Change Log

When What
April 3rd, 2015 Donated by Anh Tuan Nguyen


Studies who have been using the data (in any form) are required to include the following reference:

  author = {Nguyen, Anh Tuan and Nguyen, Hoan Anh and Nguyen, Tung Thanh and Nguyen, Tien N.},
  title = {Statistical Learning Approach for Mining API Usage Mappings for Code Migration},
  booktitle = {Proceedings of the 29th ACM/IEEE International Conference on Automated Software Engineering},
  series = {ASE '14},
  year = {2014},
  isbn = {978-1-4503-3013-8},
  location = {Vasteras, Sweden},
  pages = {457--468},
  numpages = {12},
  url = {http://doi.acm.org/10.1145/2642937.2643010},
  doi = {10.1145/2642937.2643010},
  acmid = {2643010},
  publisher = {ACM},
  address = {New York, NY, USA},
  keywords = {api mappings, api usages, code migration, statistical learning},

About the Data

Overview of Data

Manual migration of a large software project is a tedious, timeconsuming, and error-prone task. Toward reducing human effort in this task, there exist semi-automatic approaches and tools that help in language migration. Those tools/methods require users to define the migration rules/mappings between the corresponding Application Programming Interfaces (APIs) that are used in two languages. The existing tools/methods expect programmers to manually specify such API mappings. There is usually a large number of API mappings and many of them are newly introduced from time to time.

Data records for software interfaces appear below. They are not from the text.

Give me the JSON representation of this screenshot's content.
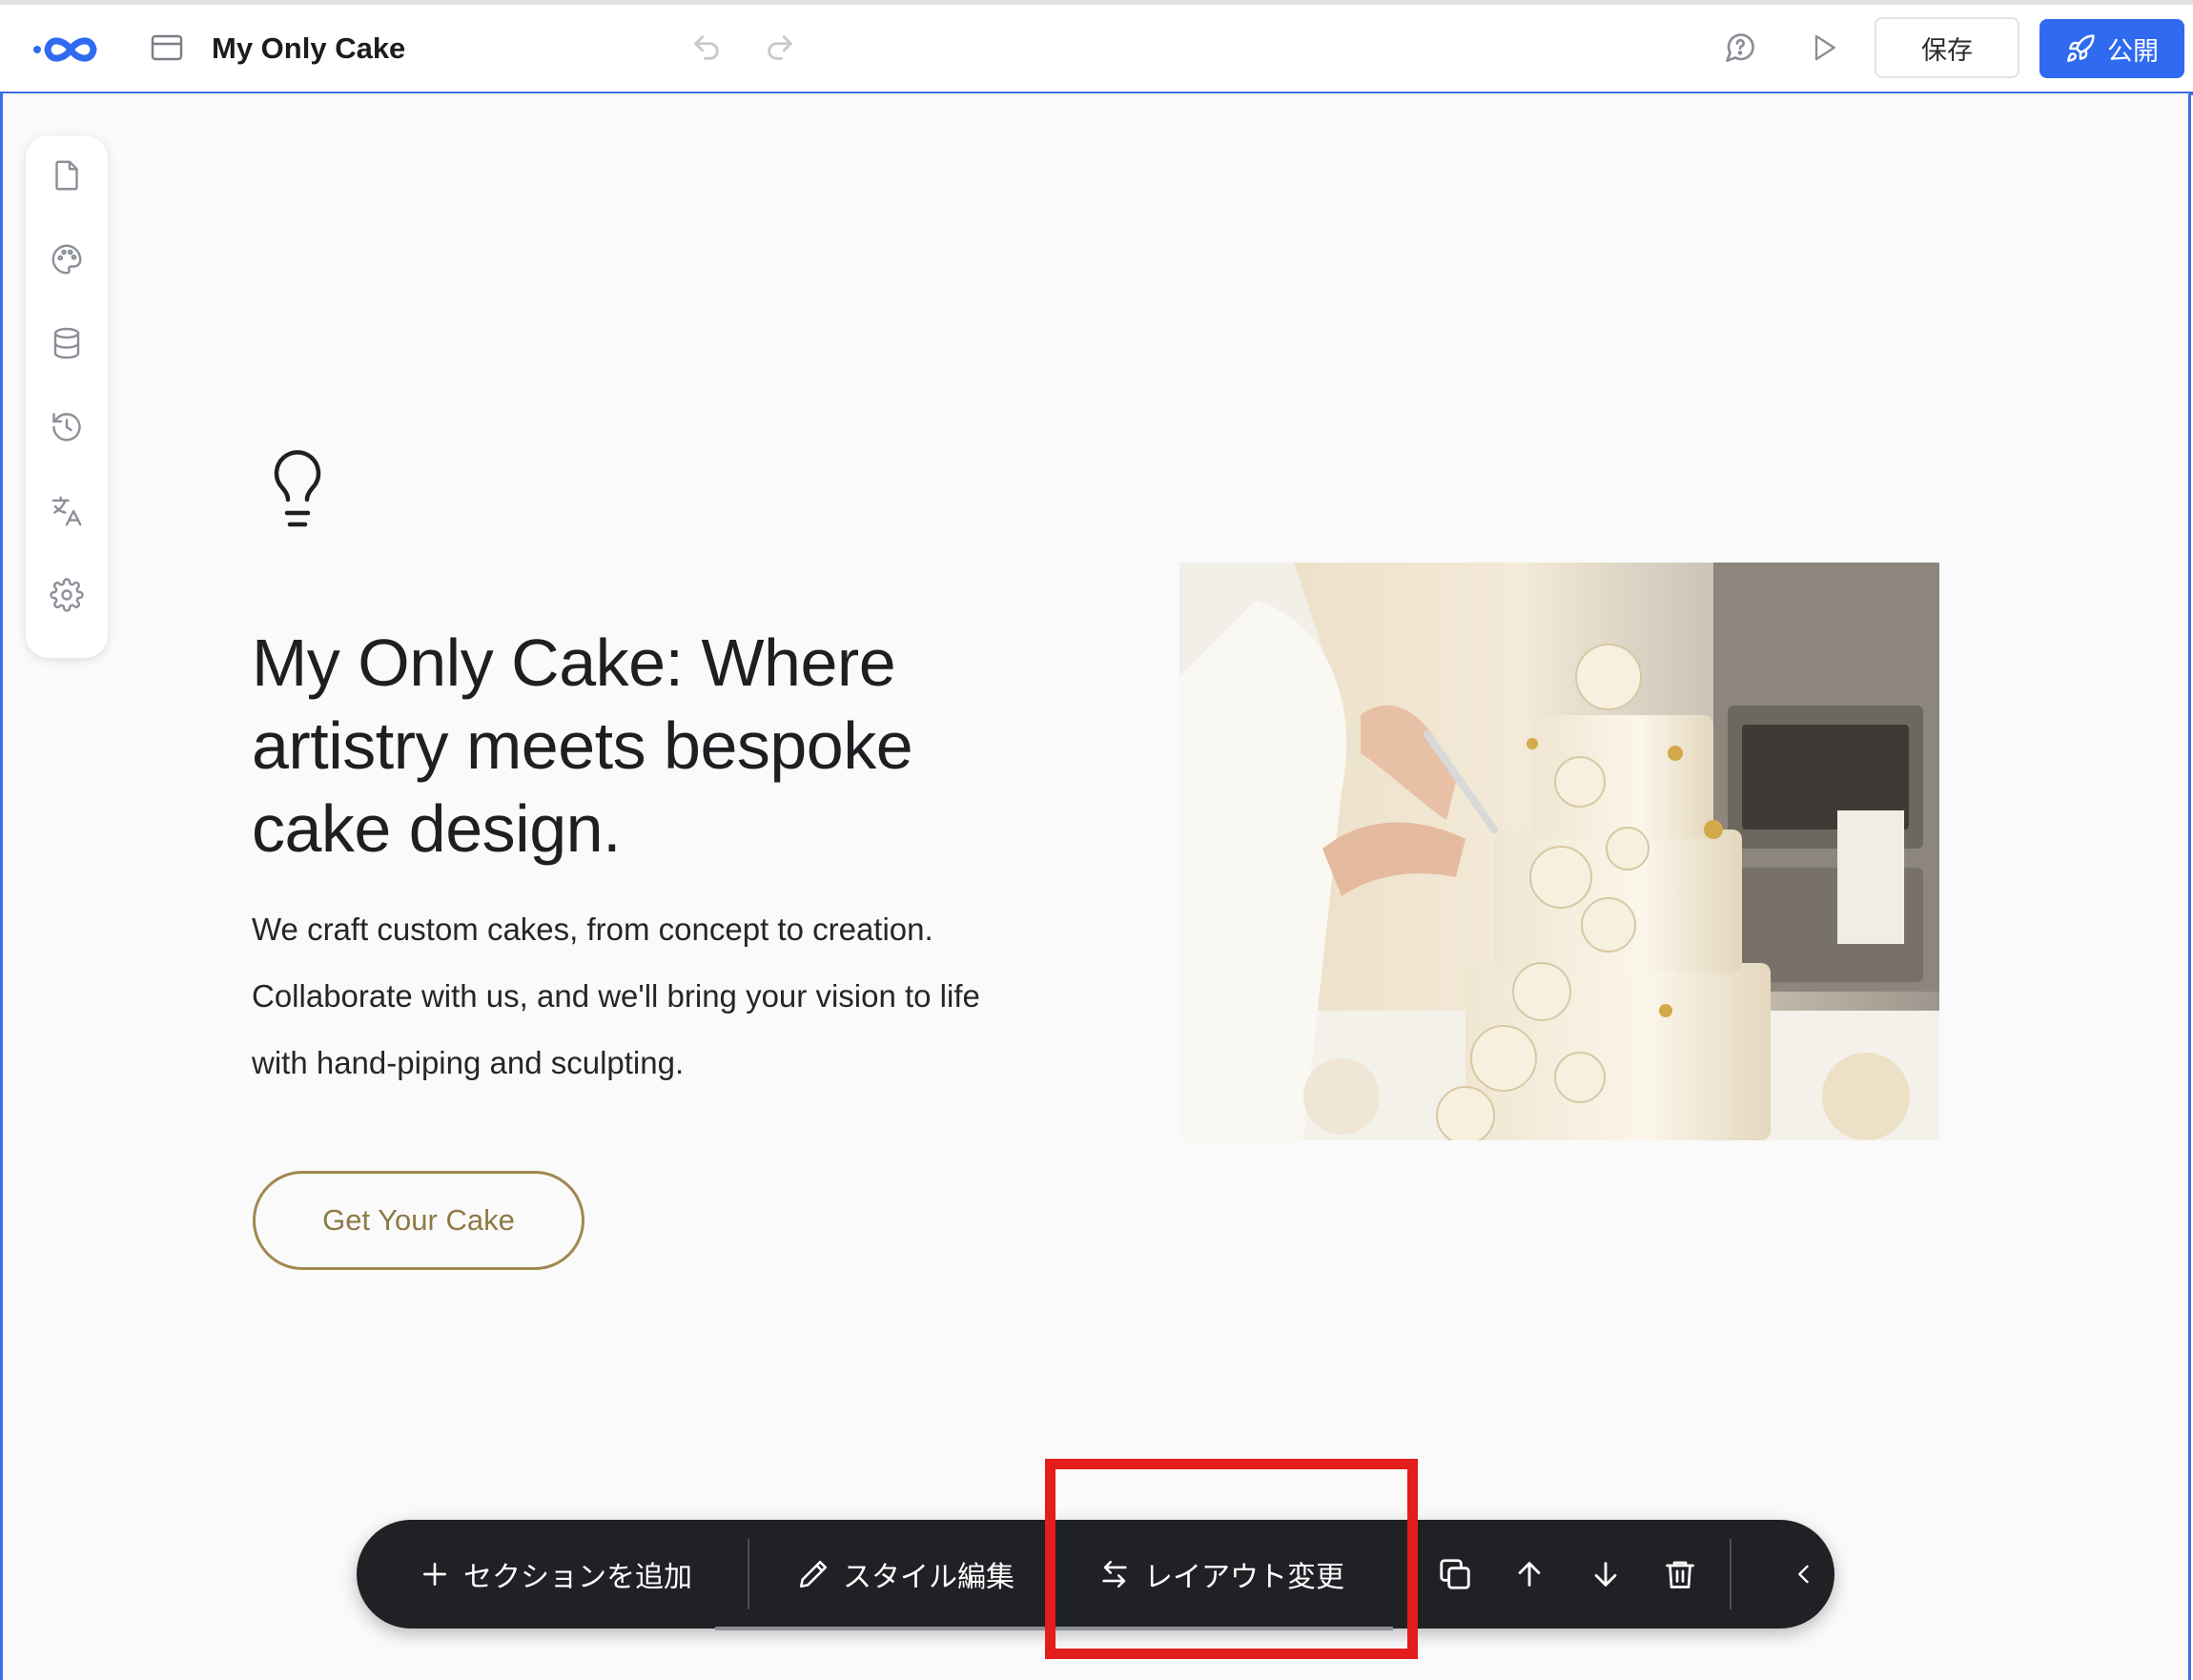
{
  "header": {
    "title": "My Only Cake",
    "save_label": "保存",
    "publish_label": "公開",
    "brand_color": "#2f6af0",
    "icons": [
      "logo-icon",
      "page-icon",
      "undo-icon",
      "redo-icon",
      "chat-help-icon",
      "play-icon",
      "rocket-icon"
    ]
  },
  "sidebar": {
    "items": [
      {
        "name": "pages",
        "icon": "file-icon"
      },
      {
        "name": "theme",
        "icon": "palette-icon"
      },
      {
        "name": "data",
        "icon": "database-icon"
      },
      {
        "name": "history",
        "icon": "history-icon"
      },
      {
        "name": "translate",
        "icon": "translate-icon"
      },
      {
        "name": "settings",
        "icon": "gear-icon"
      }
    ]
  },
  "hero": {
    "title": "My Only Cake: Where artistry meets bespoke cake design.",
    "body": "We craft custom cakes, from concept to creation. Collaborate with us, and we'll bring your vision to life with hand-piping and sculpting.",
    "cta_label": "Get Your Cake",
    "accent_color": "#a08850",
    "image_subject": "baker decorating a tiered white floral cake"
  },
  "toolbar": {
    "add_section_label": "セクションを追加",
    "edit_style_label": "スタイル編集",
    "change_layout_label": "レイアウト変更",
    "icons": [
      "plus-icon",
      "pencil-icon",
      "swap-icon",
      "duplicate-icon",
      "arrow-up-icon",
      "arrow-down-icon",
      "trash-icon",
      "chevron-left-icon"
    ]
  },
  "annotation": {
    "highlight_color": "#e31c1c",
    "target": "change-layout-button"
  }
}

Thus, existing tools can support only a subset of needed API mappings. As a result, the quality of the migrated code is reduced due to missing API mappings in such tools.

To reduce manual effort in defining the rules of API mappings for language migration, there exist approaches that automatically mine such API mappings from the corpus of the libraries’ client code that already has two corresponding versions in two languages. They all share the principle that two corresponding APIs and the usages in two languages have textually similar names, and the calling structures and parameters are similar. That principle and those heuristics might not always hold because in general, a library in the target language could use a quite different framework and different names of APIs than the library in the source language. A method call in a library might be replaced by a field access or by multiple statements in the target API. Even when it is replaced by a method call, the set of parameters might be different. Existing mining approaches also focus only on mapping of API methods/ classes, rather than entire API usages.

To address those challenges, we propose StaMiner, a data-driven model that statistically learns the mappings between entire API usages from the corpus of the corresponding methods in the client code of the APIs in two languages. Instead of using the heuristics as in the above deterministic methods, StaMiner is a statistical model that learns from the mappings in such a corpus. Currently, we focus on the API mappings between Java and C#. For each method, it builds a Groum, a graph representation for the API usages in the method. StaMiner extracts from the method’s Groum the connected sub-groums representing the API usages with one or multiple objects. For each of those sub-groums, it extracts its usage symbols. Then, the sequences of usage symbols for all sub-groums are put together separated by commas to form a sequence, called the sentence for the method. The sequences for sub-groums are placed in the sentence in the order of appearances of the first object in the code. The sentence for the respective method in C# is similarly built. Then, all the pairs of sentences for the corresponding methods are used as the input for a symbol-to-symbol alignment algorithm using Expectation-Maximization (EM). After that, StaMiner extends the resulting symbol-to-symbol alignments to compute the alignments for the sequences of symbols in two languages. The aligned sequences of symbols with their scores represent the mappings of API usages. Finally, the aligned sequences of symbols with scores higher than a threshold are presented in either the sequence or graph form.

The contributions of our work include:

  1. StaMiner: a novel, statistical learning method for mining API usage mappings between two languages.StaMiner also maps entire API usages;

  2. A tool to mine API usage mappings in Java and C#;
  3. An empirical evaluation to show StaMiner’s accuracy in mining API usages and supporting language migration.

Paper abstract

The same software product nowadays could appear in multiple platforms and devices. To address business needs, software companies develop a software product in a programming language and then migrate it to another one. To support that process, semi-automatic migration tools have been proposed. However, they require users to manually define the mappings between the respective APIs of the libraries used in two languages. To reduce such manual effort, we introduce StaMiner, a novel data-driven approach that statistically learns the mappings between APIs from the corpus of the corresponding client code of the APIs in two languages Java and C#. Instead of using heuristics on the textual or structural similarity between APIs in two languages to map API methods and classes as in existing mining approaches, StaMiner is based on a statistical model that learns the mappings in such a corpus and provides mappings for APIs with all possible arities. Our empirical evaluation on several projects shows that StaMiner can detect API usage mappings with higher accuracy than a state-of-the-art approach. With the resulting API mappings mined by StaMiner, Java2CSharp, an existing migration tool, could achieve a higher level of accuracy.